- Toothbrush, paste, dental floss
I always bring at least the toothbrush, despite my accommodation type, since I'm a little picky on how my toothbrush feels.
- Nail care
Only necessary for long trips.
- Shaving goods
I use Dr Bronner's in place of shaving cream, so I only bring a shaver. But to be honest, I just forgo shaving or go to the barber for short or mid-length trips.
Once again, you should probably get them when you decide you really need them.
- Suntan/block lotion
- Insect repellant
- Tissue/Wet tissue
Short, Mid and Long
Duh. If there is one thing that I triple check before I leave for the airport, it's this. I always tell myself that if I have my passport with me, there isn't anything that can't be solved with money.
You might also want to protect it with a passport cover like the WAYFINDER Passport Holder.
I would also recommend that you have a digital copy of your passport stored in the cloud.
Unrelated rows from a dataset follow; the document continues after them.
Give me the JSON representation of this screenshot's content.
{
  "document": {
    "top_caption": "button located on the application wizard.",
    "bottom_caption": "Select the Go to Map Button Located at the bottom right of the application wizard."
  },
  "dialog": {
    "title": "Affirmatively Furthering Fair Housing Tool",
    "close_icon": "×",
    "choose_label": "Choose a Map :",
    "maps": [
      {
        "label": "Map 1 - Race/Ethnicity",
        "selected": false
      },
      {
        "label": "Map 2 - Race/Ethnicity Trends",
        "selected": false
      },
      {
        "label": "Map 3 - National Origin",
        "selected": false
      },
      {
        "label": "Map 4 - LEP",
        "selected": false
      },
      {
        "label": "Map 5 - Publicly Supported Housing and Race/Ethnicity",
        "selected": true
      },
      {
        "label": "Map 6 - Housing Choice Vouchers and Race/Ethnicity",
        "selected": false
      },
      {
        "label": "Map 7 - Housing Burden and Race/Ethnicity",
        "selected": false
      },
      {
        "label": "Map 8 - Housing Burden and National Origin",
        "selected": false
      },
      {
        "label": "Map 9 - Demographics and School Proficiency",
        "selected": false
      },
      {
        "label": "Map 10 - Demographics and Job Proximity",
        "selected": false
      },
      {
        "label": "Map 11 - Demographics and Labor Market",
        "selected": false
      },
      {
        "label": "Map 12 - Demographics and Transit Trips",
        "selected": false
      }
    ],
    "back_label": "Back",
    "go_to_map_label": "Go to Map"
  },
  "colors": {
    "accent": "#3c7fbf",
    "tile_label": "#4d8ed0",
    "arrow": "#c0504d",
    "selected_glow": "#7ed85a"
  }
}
I personally have mine in Evernote.
- Credit card/bank card
I use my credit card whenever I can as opposed to exchanging money since the credit card fee will often be lower. I also have a bank card that allows me to withdraw cash from overseas ATM.
I bring vitamins in a small MUJI case.
Depends on the country but I always bring along my Snow Peak Titanium Spork on every trip, short or long.
Optional, but unnecessary
Make sure your jacket is waterproof like the Tilak Vega SD or Outlier Ecstasy in the Rain and you are good to go. You can always buy an umbrella where you go. I don't recommend wasting precious luggage space for one.